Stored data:

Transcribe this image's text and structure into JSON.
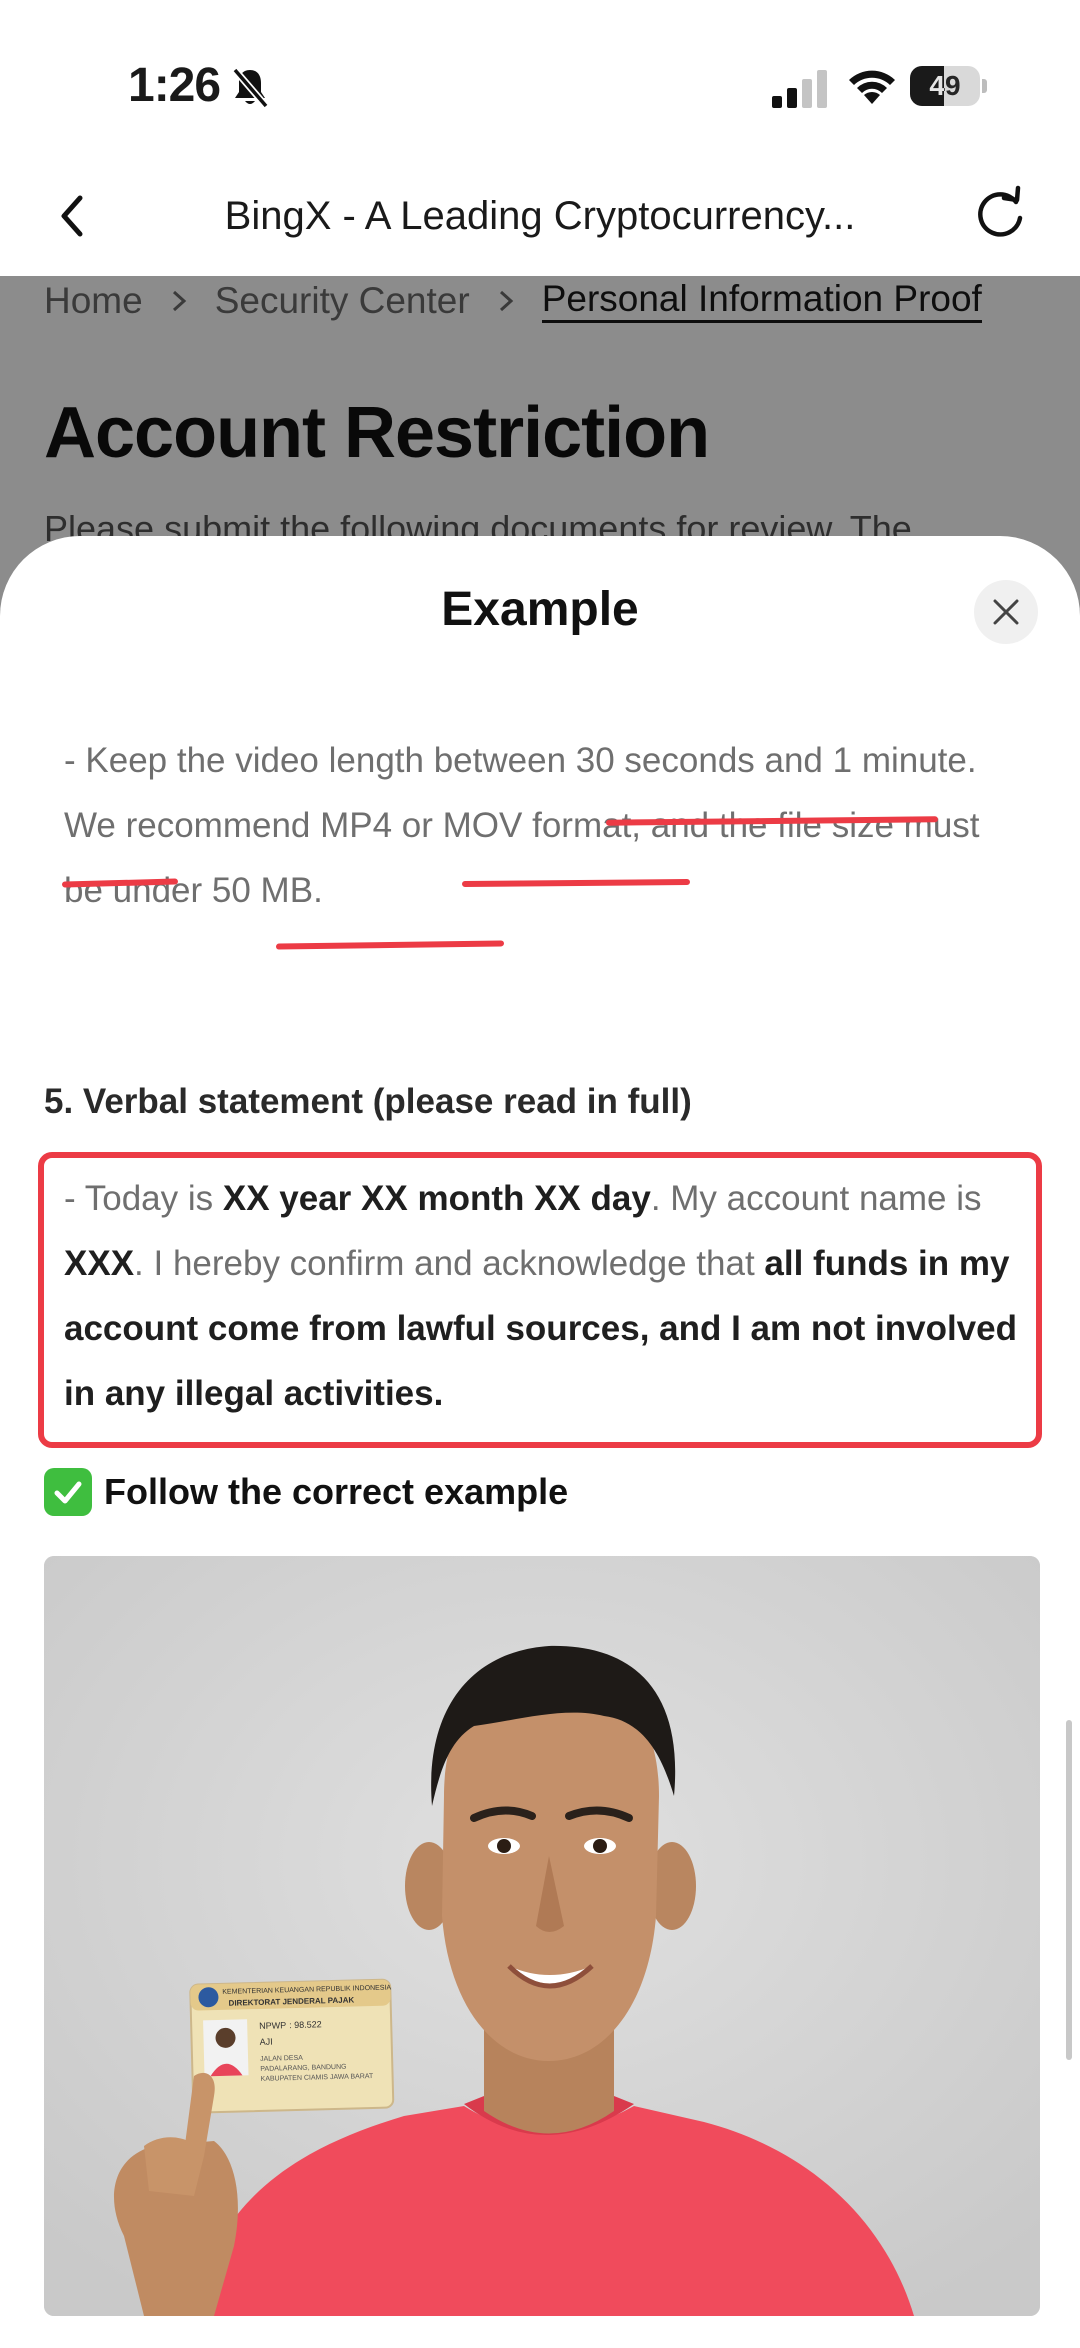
{
  "status_bar": {
    "time": "1:26",
    "battery": "49",
    "battery_level": 0.49
  },
  "nav": {
    "title": "BingX - A Leading Cryptocurrency..."
  },
  "background_page": {
    "breadcrumb": [
      "Home",
      "Security Center",
      "Personal Information Proof"
    ],
    "heading": "Account Restriction",
    "description": "Please submit the following documents for review. The"
  },
  "sheet": {
    "title": "Example",
    "video_rule": {
      "p1": "- Keep the video length between ",
      "u1": "30 seconds and 1 minute",
      "p2": ". We recommend ",
      "u2": "MP4 or MOV",
      "p3": " format, and the file size must be ",
      "u3": "under 50 MB",
      "p4": "."
    },
    "section5_heading": "5. Verbal statement (please read in full)",
    "statement": {
      "p1": "- Today is ",
      "b1": "XX year XX month XX day",
      "p2": ". My account name is ",
      "b2": "XXX",
      "p3": ". I hereby confirm and acknowledge that ",
      "b3": "all funds in my account come from lawful sources, and I am not involved in any illegal activities."
    },
    "correct_example_label": "Follow the correct example",
    "id_card": {
      "header_line1": "KEMENTERIAN KEUANGAN REPUBLIK INDONESIA",
      "header_line2": "DIREKTORAT JENDERAL PAJAK",
      "npwp_label": "NPWP",
      "npwp_value": ": 98.522",
      "name": "AJI",
      "line1": "JALAN DESA",
      "line2": "PADALARANG, BANDUNG",
      "line3": "KABUPATEN CIAMIS JAWA BARAT"
    }
  },
  "colors": {
    "accent_red": "#ec3b45",
    "check_green": "#3fbe3f",
    "shirt": "#f04b5c"
  }
}
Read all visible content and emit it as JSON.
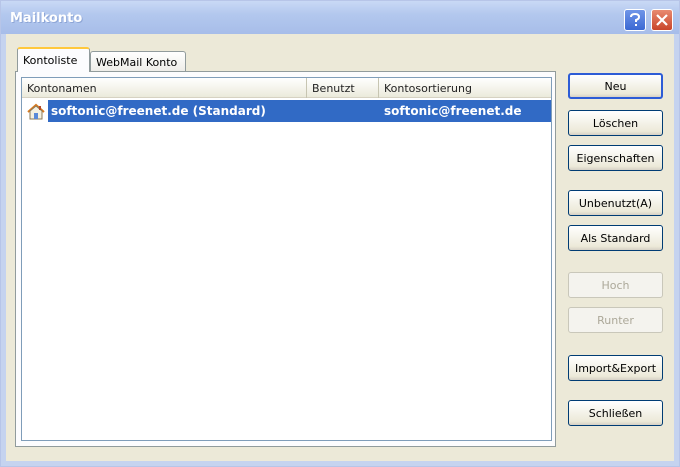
{
  "window": {
    "title": "Mailkonto"
  },
  "tabs": [
    {
      "label": "Kontoliste",
      "active": true
    },
    {
      "label": "WebMail Konto",
      "active": false
    }
  ],
  "list": {
    "columns": [
      "Kontonamen",
      "Benutzt",
      "Kontosortierung"
    ],
    "rows": [
      {
        "icon": "home-icon",
        "name": "softonic@freenet.de (Standard)",
        "used": "",
        "sort": "softonic@freenet.de",
        "selected": true
      }
    ]
  },
  "buttons": {
    "neu": "Neu",
    "loeschen": "Löschen",
    "eigenschaften": "Eigenschaften",
    "unbenutzt": "Unbenutzt(A)",
    "als_standard": "Als Standard",
    "hoch": "Hoch",
    "runter": "Runter",
    "import_export": "Import&Export",
    "schliessen": "Schließen"
  },
  "colors": {
    "selection": "#316ac5",
    "titlebar": "#b3c8ee",
    "dialog": "#ece9d8"
  }
}
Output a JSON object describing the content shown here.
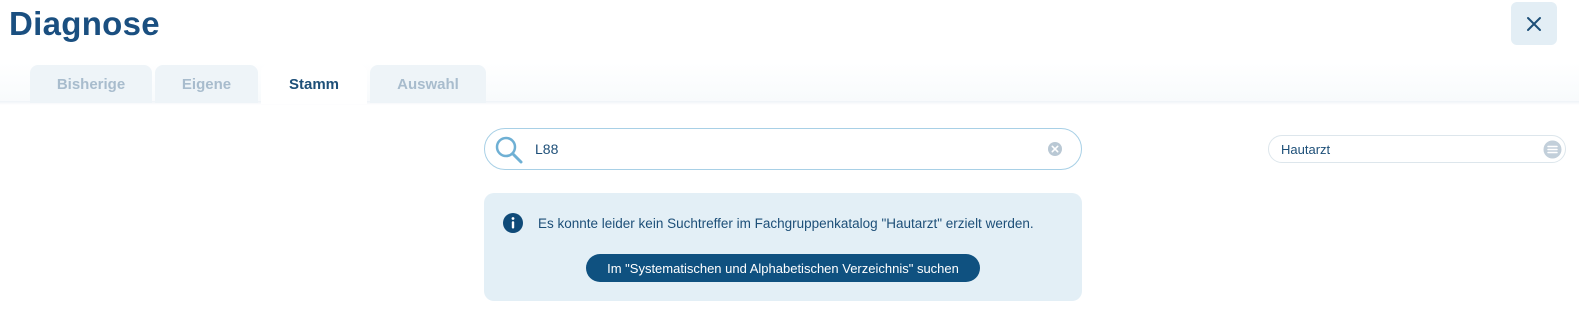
{
  "header": {
    "title": "Diagnose",
    "close_icon": "close-icon"
  },
  "tabs": [
    {
      "label": "Bisherige",
      "active": false
    },
    {
      "label": "Eigene",
      "active": false
    },
    {
      "label": "Stamm",
      "active": true
    },
    {
      "label": "Auswahl",
      "active": false
    }
  ],
  "search": {
    "value": "L88",
    "icon": "search-icon",
    "clear_icon": "clear-icon"
  },
  "catalog": {
    "value": "Hautarzt",
    "menu_icon": "menu-icon"
  },
  "info": {
    "icon": "info-icon",
    "message": "Es konnte leider kein Suchtreffer im Fachgruppenkatalog \"Hautarzt\" erzielt werden.",
    "button_label": "Im \"Systematischen und Alphabetischen Verzeichnis\" suchen"
  },
  "colors": {
    "primary": "#1d4f78",
    "button": "#0f5180",
    "info_bg": "#e3eff6",
    "tab_inactive_bg": "#eef4f8",
    "tab_inactive_text": "#a8bccd"
  }
}
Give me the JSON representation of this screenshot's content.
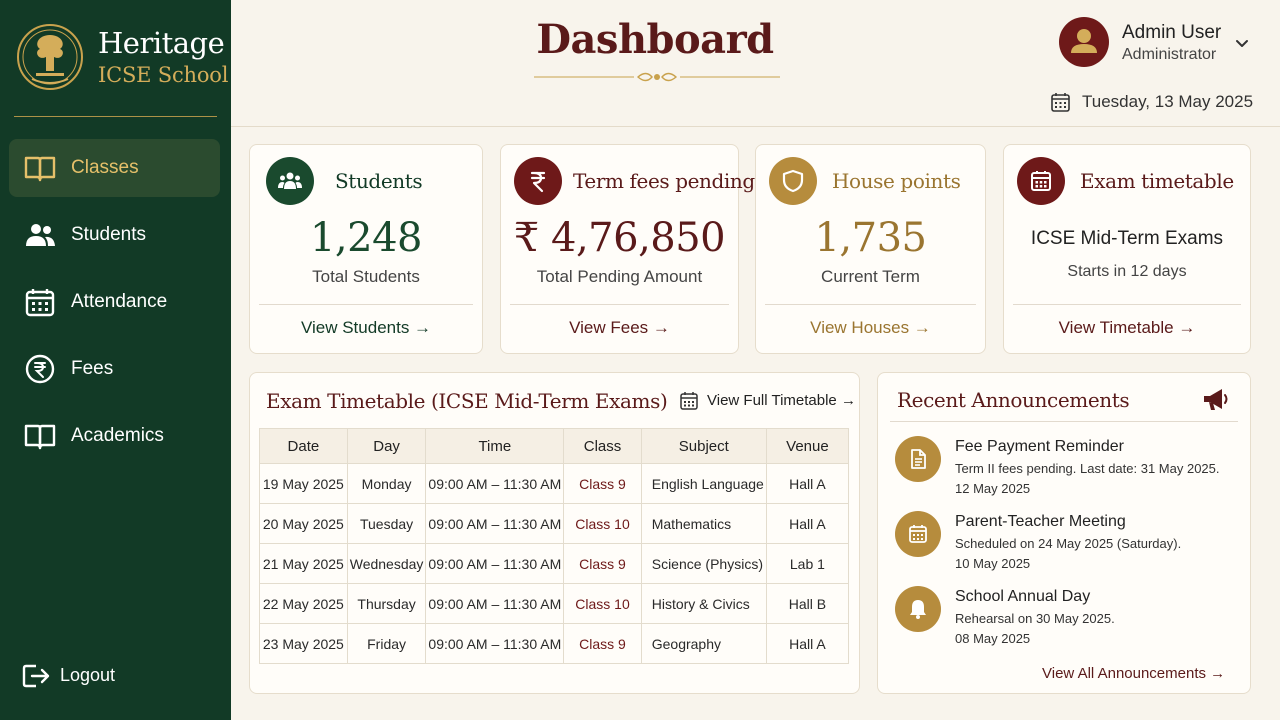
{
  "brand": {
    "line1": "Heritage",
    "line2": "ICSE School"
  },
  "nav": {
    "items": [
      {
        "label": "Classes",
        "icon": "book-open-icon",
        "active": true
      },
      {
        "label": "Students",
        "icon": "users-icon"
      },
      {
        "label": "Attendance",
        "icon": "calendar-icon"
      },
      {
        "label": "Fees",
        "icon": "rupee-icon"
      },
      {
        "label": "Academics",
        "icon": "book-icon"
      }
    ],
    "logout": "Logout"
  },
  "header": {
    "title": "Dashboard",
    "user": {
      "name": "Admin User",
      "role": "Administrator"
    },
    "date": "Tuesday, 13 May 2025"
  },
  "cards": {
    "students": {
      "title": "Students",
      "value": "1,248",
      "sub": "Total Students",
      "link": "View Students →"
    },
    "fees": {
      "title": "Term fees pending",
      "value": "₹ 4,76,850",
      "sub": "Total Pending Amount",
      "link": "View Fees →"
    },
    "houses": {
      "title": "House points",
      "value": "1,735",
      "sub": "Current Term",
      "link": "View Houses →"
    },
    "exams": {
      "title": "Exam timetable",
      "event": "ICSE Mid-Term Exams",
      "sub": "Starts in 12 days",
      "link": "View Timetable →"
    }
  },
  "timetable": {
    "title": "Exam Timetable (ICSE Mid-Term Exams)",
    "link": "View Full Timetable →",
    "headers": [
      "Date",
      "Day",
      "Time",
      "Class",
      "Subject",
      "Venue"
    ],
    "rows": [
      [
        "19 May 2025",
        "Monday",
        "09:00 AM – 11:30 AM",
        "Class 9",
        "English Language",
        "Hall A"
      ],
      [
        "20 May 2025",
        "Tuesday",
        "09:00 AM – 11:30 AM",
        "Class 10",
        "Mathematics",
        "Hall A"
      ],
      [
        "21 May 2025",
        "Wednesday",
        "09:00 AM – 11:30 AM",
        "Class 9",
        "Science (Physics)",
        "Lab 1"
      ],
      [
        "22 May 2025",
        "Thursday",
        "09:00 AM – 11:30 AM",
        "Class 10",
        "History & Civics",
        "Hall B"
      ],
      [
        "23 May 2025",
        "Friday",
        "09:00 AM – 11:30 AM",
        "Class 9",
        "Geography",
        "Hall A"
      ]
    ]
  },
  "announcements": {
    "title": "Recent Announcements",
    "items": [
      {
        "title": "Fee Payment Reminder",
        "desc": "Term II fees pending. Last date: 31 May 2025.",
        "date": "12 May 2025",
        "icon": "document-icon"
      },
      {
        "title": "Parent-Teacher Meeting",
        "desc": "Scheduled on 24 May 2025 (Saturday).",
        "date": "10 May 2025",
        "icon": "calendar-icon"
      },
      {
        "title": "School Annual Day",
        "desc": "Rehearsal on 30 May 2025.",
        "date": "08 May 2025",
        "icon": "bell-icon"
      }
    ],
    "view_all": "View All Announcements →"
  },
  "colors": {
    "sidebar": "#123a26",
    "maroon": "#6e1919",
    "gold": "#b68c3d",
    "green": "#1a4a2e",
    "background": "#f8f4ec"
  }
}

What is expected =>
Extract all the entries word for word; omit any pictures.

Result of the task =>
Transcribe this image's text and structure into JSON.
{
  "status_bar": {
    "time": "1:26",
    "battery": "49",
    "battery_level": 0.49
  },
  "nav": {
    "title": "BingX - A Leading Cryptocurrency..."
  },
  "background_page": {
    "breadcrumb": [
      "Home",
      "Security Center",
      "Personal Information Proof"
    ],
    "heading": "Account Restriction",
    "description": "Please submit the following documents for review. The"
  },
  "sheet": {
    "title": "Example",
    "video_rule": {
      "p1": "- Keep the video length between ",
      "u1": "30 seconds and 1 minute",
      "p2": ". We recommend ",
      "u2": "MP4 or MOV",
      "p3": " format, and the file size must be ",
      "u3": "under 50 MB",
      "p4": "."
    },
    "section5_heading": "5. Verbal statement (please read in full)",
    "statement": {
      "p1": "- Today is ",
      "b1": "XX year XX month XX day",
      "p2": ". My account name is ",
      "b2": "XXX",
      "p3": ". I hereby confirm and acknowledge that ",
      "b3": "all funds in my account come from lawful sources, and I am not involved in any illegal activities."
    },
    "correct_example_label": "Follow the correct example",
    "id_card": {
      "header_line1": "KEMENTERIAN KEUANGAN REPUBLIK INDONESIA",
      "header_line2": "DIREKTORAT JENDERAL PAJAK",
      "npwp_label": "NPWP",
      "npwp_value": ": 98.522",
      "name": "AJI",
      "line1": "JALAN DESA",
      "line2": "PADALARANG, BANDUNG",
      "line3": "KABUPATEN CIAMIS JAWA BARAT"
    }
  },
  "colors": {
    "accent_red": "#ec3b45",
    "check_green": "#3fbe3f",
    "shirt": "#f04b5c"
  }
}
Read all visible content and emit it as JSON.
{
  "window": {
    "title": "Mailkonto"
  },
  "tabs": [
    {
      "label": "Kontoliste",
      "active": true
    },
    {
      "label": "WebMail Konto",
      "active": false
    }
  ],
  "list": {
    "columns": [
      "Kontonamen",
      "Benutzt",
      "Kontosortierung"
    ],
    "rows": [
      {
        "icon": "home-icon",
        "name": "softonic@freenet.de (Standard)",
        "used": "",
        "sort": "softonic@freenet.de",
        "selected": true
      }
    ]
  },
  "buttons": {
    "neu": "Neu",
    "loeschen": "Löschen",
    "eigenschaften": "Eigenschaften",
    "unbenutzt": "Unbenutzt(A)",
    "als_standard": "Als Standard",
    "hoch": "Hoch",
    "runter": "Runter",
    "import_export": "Import&Export",
    "schliessen": "Schließen"
  },
  "colors": {
    "selection": "#316ac5",
    "titlebar": "#b3c8ee",
    "dialog": "#ece9d8"
  }
}
Output a JSON object describing the content shown here.
{
  "header": {
    "title": "Diagnose",
    "close_icon": "close-icon"
  },
  "tabs": [
    {
      "label": "Bisherige",
      "active": false
    },
    {
      "label": "Eigene",
      "active": false
    },
    {
      "label": "Stamm",
      "active": true
    },
    {
      "label": "Auswahl",
      "active": false
    }
  ],
  "search": {
    "value": "L88",
    "icon": "search-icon",
    "clear_icon": "clear-icon"
  },
  "catalog": {
    "value": "Hautarzt",
    "menu_icon": "menu-icon"
  },
  "info": {
    "icon": "info-icon",
    "message": "Es konnte leider kein Suchtreffer im Fachgruppenkatalog \"Hautarzt\" erzielt werden.",
    "button_label": "Im \"Systematischen und Alphabetischen Verzeichnis\" suchen"
  },
  "colors": {
    "primary": "#1d4f78",
    "button": "#0f5180",
    "info_bg": "#e3eff6",
    "tab_inactive_bg": "#eef4f8",
    "tab_inactive_text": "#a8bccd"
  }
}
Give me the JSON representation of this screenshot's content.
{
  "brand": {
    "line1": "Heritage",
    "line2": "ICSE School"
  },
  "nav": {
    "items": [
      {
        "label": "Classes",
        "icon": "book-open-icon",
        "active": true
      },
      {
        "label": "Students",
        "icon": "users-icon"
      },
      {
        "label": "Attendance",
        "icon": "calendar-icon"
      },
      {
        "label": "Fees",
        "icon": "rupee-icon"
      },
      {
        "label": "Academics",
        "icon": "book-icon"
      }
    ],
    "logout": "Logout"
  },
  "header": {
    "title": "Dashboard",
    "user": {
      "name": "Admin User",
      "role": "Administrator"
    },
    "date": "Tuesday, 13 May 2025"
  },
  "cards": {
    "students": {
      "title": "Students",
      "value": "1,248",
      "sub": "Total Students",
      "link": "View Students →"
    },
    "fees": {
      "title": "Term fees pending",
      "value": "₹ 4,76,850",
      "sub": "Total Pending Amount",
      "link": "View Fees →"
    },
    "houses": {
      "title": "House points",
      "value": "1,735",
      "sub": "Current Term",
      "link": "View Houses →"
    },
    "exams": {
      "title": "Exam timetable",
      "event": "ICSE Mid-Term Exams",
      "sub": "Starts in 12 days",
      "link": "View Timetable →"
    }
  },
  "timetable": {
    "title": "Exam Timetable (ICSE Mid-Term Exams)",
    "link": "View Full Timetable →",
    "headers": [
      "Date",
      "Day",
      "Time",
      "Class",
      "Subject",
      "Venue"
    ],
    "rows": [
      [
        "19 May 2025",
        "Monday",
        "09:00 AM – 11:30 AM",
        "Class 9",
        "English Language",
        "Hall A"
      ],
      [
        "20 May 2025",
        "Tuesday",
        "09:00 AM – 11:30 AM",
        "Class 10",
        "Mathematics",
        "Hall A"
      ],
      [
        "21 May 2025",
        "Wednesday",
        "09:00 AM – 11:30 AM",
        "Class 9",
        "Science (Physics)",
        "Lab 1"
      ],
      [
        "22 May 2025",
        "Thursday",
        "09:00 AM – 11:30 AM",
        "Class 10",
        "History & Civics",
        "Hall B"
      ],
      [
        "23 May 2025",
        "Friday",
        "09:00 AM – 11:30 AM",
        "Class 9",
        "Geography",
        "Hall A"
      ]
    ]
  },
  "announcements": {
    "title": "Recent Announcements",
    "items": [
      {
        "title": "Fee Payment Reminder",
        "desc": "Term II fees pending. Last date: 31 May 2025.",
        "date": "12 May 2025",
        "icon": "document-icon"
      },
      {
        "title": "Parent-Teacher Meeting",
        "desc": "Scheduled on 24 May 2025 (Saturday).",
        "date": "10 May 2025",
        "icon": "calendar-icon"
      },
      {
        "title": "School Annual Day",
        "desc": "Rehearsal on 30 May 2025.",
        "date": "08 May 2025",
        "icon": "bell-icon"
      }
    ],
    "view_all": "View All Announcements →"
  },
  "colors": {
    "sidebar": "#123a26",
    "maroon": "#6e1919",
    "gold": "#b68c3d",
    "green": "#1a4a2e",
    "background": "#f8f4ec"
  }
}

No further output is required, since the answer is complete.